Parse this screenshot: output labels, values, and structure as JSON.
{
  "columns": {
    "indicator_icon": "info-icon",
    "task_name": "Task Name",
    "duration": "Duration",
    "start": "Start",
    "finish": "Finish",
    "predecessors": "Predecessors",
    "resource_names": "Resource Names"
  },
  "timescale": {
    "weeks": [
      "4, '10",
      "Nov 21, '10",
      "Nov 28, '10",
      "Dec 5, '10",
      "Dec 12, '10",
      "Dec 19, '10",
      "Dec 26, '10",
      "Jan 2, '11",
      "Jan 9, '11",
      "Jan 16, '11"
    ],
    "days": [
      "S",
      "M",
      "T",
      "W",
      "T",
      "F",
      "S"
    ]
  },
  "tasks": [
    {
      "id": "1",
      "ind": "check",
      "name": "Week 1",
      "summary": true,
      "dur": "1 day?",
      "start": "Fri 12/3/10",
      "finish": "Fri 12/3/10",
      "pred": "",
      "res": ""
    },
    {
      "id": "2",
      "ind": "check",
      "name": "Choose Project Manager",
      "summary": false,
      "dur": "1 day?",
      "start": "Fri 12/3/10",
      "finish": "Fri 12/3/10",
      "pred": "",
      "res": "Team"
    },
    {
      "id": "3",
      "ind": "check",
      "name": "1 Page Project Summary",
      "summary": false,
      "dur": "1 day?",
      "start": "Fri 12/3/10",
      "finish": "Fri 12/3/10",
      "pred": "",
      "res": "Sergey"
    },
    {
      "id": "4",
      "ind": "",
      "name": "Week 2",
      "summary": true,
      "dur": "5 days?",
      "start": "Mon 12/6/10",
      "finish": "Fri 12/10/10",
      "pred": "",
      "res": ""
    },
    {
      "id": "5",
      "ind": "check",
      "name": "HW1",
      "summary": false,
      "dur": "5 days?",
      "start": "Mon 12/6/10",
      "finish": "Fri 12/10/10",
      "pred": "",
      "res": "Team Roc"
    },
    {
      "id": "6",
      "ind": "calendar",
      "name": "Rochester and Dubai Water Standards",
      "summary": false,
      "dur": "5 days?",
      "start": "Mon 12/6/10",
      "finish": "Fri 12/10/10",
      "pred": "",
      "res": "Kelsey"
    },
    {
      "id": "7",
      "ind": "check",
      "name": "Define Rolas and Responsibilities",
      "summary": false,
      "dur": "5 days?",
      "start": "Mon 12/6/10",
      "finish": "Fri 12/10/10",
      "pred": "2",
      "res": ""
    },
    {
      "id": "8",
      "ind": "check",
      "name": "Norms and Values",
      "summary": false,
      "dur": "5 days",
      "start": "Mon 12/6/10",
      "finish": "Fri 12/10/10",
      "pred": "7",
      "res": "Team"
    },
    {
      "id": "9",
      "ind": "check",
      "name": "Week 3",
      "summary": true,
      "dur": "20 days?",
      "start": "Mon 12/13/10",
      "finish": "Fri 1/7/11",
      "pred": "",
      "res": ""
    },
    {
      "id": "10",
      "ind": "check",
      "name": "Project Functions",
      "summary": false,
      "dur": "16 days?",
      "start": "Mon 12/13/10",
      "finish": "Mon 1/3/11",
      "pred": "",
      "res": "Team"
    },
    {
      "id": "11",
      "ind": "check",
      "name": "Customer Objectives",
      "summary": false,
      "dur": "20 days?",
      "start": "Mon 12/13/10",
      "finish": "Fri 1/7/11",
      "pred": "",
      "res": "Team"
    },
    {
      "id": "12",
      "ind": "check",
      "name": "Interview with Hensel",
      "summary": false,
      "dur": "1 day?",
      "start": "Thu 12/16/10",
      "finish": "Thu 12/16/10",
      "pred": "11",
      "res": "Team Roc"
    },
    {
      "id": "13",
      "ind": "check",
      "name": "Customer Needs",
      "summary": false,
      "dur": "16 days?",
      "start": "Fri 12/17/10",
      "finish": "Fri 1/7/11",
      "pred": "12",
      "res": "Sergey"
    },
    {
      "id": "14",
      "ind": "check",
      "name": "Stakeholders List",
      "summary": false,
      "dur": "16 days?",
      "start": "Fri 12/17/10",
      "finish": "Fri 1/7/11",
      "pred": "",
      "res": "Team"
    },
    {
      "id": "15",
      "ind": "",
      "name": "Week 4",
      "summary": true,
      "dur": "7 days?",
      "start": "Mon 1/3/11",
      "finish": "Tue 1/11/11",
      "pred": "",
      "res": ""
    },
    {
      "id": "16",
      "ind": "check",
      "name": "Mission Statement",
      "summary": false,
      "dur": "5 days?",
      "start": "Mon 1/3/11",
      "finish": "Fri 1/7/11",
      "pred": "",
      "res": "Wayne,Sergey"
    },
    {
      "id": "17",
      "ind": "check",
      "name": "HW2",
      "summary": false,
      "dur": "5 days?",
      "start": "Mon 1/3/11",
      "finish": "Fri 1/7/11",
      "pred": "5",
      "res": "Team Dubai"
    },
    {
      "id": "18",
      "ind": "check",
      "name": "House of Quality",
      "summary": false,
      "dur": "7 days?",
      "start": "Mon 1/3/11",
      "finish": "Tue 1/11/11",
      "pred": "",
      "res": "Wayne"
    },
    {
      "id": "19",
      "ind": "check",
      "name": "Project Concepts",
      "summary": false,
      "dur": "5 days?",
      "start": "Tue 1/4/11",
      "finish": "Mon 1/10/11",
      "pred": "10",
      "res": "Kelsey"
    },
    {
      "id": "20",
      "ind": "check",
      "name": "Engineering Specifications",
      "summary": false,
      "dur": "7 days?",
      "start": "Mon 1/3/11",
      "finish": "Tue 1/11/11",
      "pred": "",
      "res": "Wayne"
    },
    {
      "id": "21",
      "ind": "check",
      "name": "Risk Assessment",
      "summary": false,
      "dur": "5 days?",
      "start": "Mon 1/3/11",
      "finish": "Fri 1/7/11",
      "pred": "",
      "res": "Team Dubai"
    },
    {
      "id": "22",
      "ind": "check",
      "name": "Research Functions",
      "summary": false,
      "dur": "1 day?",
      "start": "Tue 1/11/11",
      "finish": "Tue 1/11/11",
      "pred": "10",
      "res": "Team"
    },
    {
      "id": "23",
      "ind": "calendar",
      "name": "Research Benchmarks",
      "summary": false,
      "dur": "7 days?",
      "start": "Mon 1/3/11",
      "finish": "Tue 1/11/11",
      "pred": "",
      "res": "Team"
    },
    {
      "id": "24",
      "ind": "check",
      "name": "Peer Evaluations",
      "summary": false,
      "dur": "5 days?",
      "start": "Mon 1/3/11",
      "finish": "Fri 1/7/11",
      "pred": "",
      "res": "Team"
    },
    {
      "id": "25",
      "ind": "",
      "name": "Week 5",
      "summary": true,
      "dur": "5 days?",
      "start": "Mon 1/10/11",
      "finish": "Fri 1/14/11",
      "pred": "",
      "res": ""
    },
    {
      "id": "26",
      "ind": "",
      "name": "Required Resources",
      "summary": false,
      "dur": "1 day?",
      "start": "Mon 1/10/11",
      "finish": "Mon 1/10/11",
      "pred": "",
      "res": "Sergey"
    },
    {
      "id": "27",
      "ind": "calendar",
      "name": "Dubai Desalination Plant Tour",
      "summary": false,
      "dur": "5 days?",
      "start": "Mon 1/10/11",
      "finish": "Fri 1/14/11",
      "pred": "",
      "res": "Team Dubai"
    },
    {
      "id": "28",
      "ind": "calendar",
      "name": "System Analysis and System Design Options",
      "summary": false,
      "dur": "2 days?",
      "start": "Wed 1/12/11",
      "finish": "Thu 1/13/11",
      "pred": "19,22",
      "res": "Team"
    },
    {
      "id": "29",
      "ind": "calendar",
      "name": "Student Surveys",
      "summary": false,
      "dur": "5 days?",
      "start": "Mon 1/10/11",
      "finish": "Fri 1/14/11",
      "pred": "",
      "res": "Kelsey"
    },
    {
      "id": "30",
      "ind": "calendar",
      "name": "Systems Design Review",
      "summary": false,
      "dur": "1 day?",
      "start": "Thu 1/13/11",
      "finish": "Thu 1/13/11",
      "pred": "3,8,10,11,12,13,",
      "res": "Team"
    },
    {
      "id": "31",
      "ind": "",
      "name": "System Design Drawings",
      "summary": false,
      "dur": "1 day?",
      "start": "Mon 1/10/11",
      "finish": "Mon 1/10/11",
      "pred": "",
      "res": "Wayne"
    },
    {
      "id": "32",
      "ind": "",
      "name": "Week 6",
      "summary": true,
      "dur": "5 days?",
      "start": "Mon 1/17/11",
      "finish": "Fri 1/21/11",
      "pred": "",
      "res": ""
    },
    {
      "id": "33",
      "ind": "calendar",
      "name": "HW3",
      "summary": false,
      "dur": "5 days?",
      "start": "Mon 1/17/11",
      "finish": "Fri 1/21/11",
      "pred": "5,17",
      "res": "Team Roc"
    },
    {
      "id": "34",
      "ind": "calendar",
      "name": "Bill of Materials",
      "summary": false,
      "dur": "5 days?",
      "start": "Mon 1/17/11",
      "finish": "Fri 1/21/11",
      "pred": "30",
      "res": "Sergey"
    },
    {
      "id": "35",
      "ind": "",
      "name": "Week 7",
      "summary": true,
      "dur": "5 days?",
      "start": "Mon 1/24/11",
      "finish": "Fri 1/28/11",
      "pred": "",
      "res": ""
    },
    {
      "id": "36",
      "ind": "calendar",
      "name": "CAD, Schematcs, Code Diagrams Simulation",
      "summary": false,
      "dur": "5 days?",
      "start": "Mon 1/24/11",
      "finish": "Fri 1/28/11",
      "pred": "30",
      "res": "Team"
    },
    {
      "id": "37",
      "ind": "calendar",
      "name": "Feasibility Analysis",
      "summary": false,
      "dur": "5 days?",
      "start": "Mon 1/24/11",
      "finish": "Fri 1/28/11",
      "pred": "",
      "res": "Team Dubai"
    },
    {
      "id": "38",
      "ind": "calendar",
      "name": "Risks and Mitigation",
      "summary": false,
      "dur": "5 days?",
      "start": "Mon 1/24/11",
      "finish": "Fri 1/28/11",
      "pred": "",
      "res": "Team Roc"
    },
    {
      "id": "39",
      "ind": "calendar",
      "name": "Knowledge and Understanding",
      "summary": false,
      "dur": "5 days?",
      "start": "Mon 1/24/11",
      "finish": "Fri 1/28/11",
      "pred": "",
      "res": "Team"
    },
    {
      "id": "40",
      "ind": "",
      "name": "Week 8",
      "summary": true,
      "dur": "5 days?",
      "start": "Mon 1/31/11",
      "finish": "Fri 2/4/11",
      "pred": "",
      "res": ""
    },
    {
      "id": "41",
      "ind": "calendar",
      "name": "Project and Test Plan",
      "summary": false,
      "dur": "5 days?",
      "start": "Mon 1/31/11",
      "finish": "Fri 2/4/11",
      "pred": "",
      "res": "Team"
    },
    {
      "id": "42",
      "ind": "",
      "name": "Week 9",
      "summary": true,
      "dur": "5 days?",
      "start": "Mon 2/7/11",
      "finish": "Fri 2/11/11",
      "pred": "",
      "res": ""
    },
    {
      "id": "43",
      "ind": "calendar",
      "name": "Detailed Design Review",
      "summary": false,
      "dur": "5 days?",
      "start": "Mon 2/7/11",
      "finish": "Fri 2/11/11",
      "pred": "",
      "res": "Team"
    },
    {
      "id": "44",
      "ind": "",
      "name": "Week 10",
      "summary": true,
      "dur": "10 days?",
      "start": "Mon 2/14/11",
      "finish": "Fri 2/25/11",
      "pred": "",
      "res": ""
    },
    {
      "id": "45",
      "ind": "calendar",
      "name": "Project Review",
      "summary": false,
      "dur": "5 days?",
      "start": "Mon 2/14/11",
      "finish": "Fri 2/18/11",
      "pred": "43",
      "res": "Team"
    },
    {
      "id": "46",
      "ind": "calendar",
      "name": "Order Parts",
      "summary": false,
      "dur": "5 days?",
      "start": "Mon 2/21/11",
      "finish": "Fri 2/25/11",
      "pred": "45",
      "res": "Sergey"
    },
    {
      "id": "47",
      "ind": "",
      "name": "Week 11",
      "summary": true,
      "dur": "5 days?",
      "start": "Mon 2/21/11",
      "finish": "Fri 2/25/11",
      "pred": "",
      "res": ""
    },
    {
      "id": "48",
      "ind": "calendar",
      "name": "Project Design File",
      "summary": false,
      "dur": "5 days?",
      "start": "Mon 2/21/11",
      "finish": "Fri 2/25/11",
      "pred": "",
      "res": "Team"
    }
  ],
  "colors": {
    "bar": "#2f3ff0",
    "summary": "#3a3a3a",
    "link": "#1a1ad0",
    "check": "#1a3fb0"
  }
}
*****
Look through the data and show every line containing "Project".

• Written response:
      "name": "Choose Project Manager",
      "name": "1 Page Project Summary",
      "name": "Project Functions",
      "name": "Project Concepts",
      "name": "Project and Test Plan",
      "name": "Project Review",
      "name": "Project Design File",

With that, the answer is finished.